“We have similar missions, but we bring different strengths to the table,” says Luise “Cheezi” Farmer, chair of Diversity’s board of directors. “We have the organizational infrastructure and the money that will help Virginia Pride grow. Some folks from their board will be coming over to join ours, so we will become a stronger, more inclusive organization.”

Although both Virginia Pride and Diversity have been led by cisgender, white, gay men for decades, over the last few years its activism and charity work have increasingly centered the lived experiences and daily needs of the broader community. With queer women of color leading both organizations’ boards for the first time ever, that pivot towards greater engagement with Richmond’s Black and growing Latinx populations isn’t going anywhere.

“We are making the effort to show up and lead,” Farmer says. “You can’t talk the talk and not walk the walk. We want people to know that we’re inclusive and not just about white-male-led organizations. Diversity starts at home and you have to involve yourself in the community if you want it to grow.”

Last summer with the Black Lives Matter movement enjoying unprecedented popularity and Richmond’s streets nightly swarmed with protesters, Merlo decided it was time to show solidarity. Watching her own father violently arrested over an unpaid traffic ticket as a child, she realized early on that unequal treatment before the law is a fact of life for people of color in America.

In response, she worked with Virginia Pride, Diversity and a whole host of other local queer organizations to put together Stonewall Rising, a thousand-man march to the city’s police training academy to call for change in the way officers learn to interact with the public. The list of groups that joined the call proved nearly as long as the rows of marchers calling for justice.

“I was so hurt and bothered I wasn’t seeing a lot of support coming from the LGBTQ+ community,” Merlo says. “We as a community have faced our own challenges of discrimination and police brutality which is what the anniversary of the Stonewall riots really embodies. I hope that things change so we never have to do that again.”

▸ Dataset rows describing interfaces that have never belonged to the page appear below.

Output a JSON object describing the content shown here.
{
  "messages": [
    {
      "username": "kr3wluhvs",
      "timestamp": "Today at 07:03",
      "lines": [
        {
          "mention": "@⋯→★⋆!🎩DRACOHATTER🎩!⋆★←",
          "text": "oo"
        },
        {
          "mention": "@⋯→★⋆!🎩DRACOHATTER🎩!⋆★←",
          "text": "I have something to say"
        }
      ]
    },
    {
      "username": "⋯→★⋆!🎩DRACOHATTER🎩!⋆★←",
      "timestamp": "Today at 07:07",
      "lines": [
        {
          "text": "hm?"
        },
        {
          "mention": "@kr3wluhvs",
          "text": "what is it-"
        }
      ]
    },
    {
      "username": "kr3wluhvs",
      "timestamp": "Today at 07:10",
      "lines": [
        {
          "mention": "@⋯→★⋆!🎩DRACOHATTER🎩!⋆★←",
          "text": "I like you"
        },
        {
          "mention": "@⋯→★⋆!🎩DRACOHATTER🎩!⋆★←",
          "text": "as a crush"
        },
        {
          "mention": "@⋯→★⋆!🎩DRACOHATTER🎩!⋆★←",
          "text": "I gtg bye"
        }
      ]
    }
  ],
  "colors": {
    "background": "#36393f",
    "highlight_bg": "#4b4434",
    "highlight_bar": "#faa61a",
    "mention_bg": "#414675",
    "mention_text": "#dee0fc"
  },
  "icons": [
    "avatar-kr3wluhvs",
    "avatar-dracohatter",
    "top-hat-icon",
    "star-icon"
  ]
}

Another issue upon which Virginia Pride and Diversity have grown closer in their collaboration over the past year is the pain caused by the pandemic. Lacking access to unemployment insurance and food stamps that have carried other households through, Richmond’s Latinx community has shown itself to be especially vulnerable to the coronavirus recession. With hunger on the rise, the two organizations teamed up for a series of food drives.

“Last year we provided a free week’s supply of groceries to over 1,800 families,” says Bill Harrison, president and executive director of Diversity Richmond. “The first two drives targeted local Hispanic communities as many Latinx people work in the hospitality industry, which has been hard hit by the pandemic. The third drive was open to all with over 800 families participating.”

The bounty didn’t go unappreciated. With Feed More providing 8,000 pounds of vegetables and hundreds of pounds of frozen turkeys, hams and chickens to each event, the food drives proved incredibly popular. In 2021, they expect to make the event a quarterly affair.

Until it’s safe for in-person gatherings, many of the two groups’ signature events like the Black & Bold Awards and Pride Fest will remain virtual. In the meantime, both Virginia Pride and Diversity believe the merger will help both organizations become better partners for their community and the region.

“This deal gives us the organizational structure and the financial security to know Virginia Pride is going to be around for a very long time,” Millner says. “We will continue to do the same kind of programming and advocacy work we’ve always done, so folks may not even notice the change.”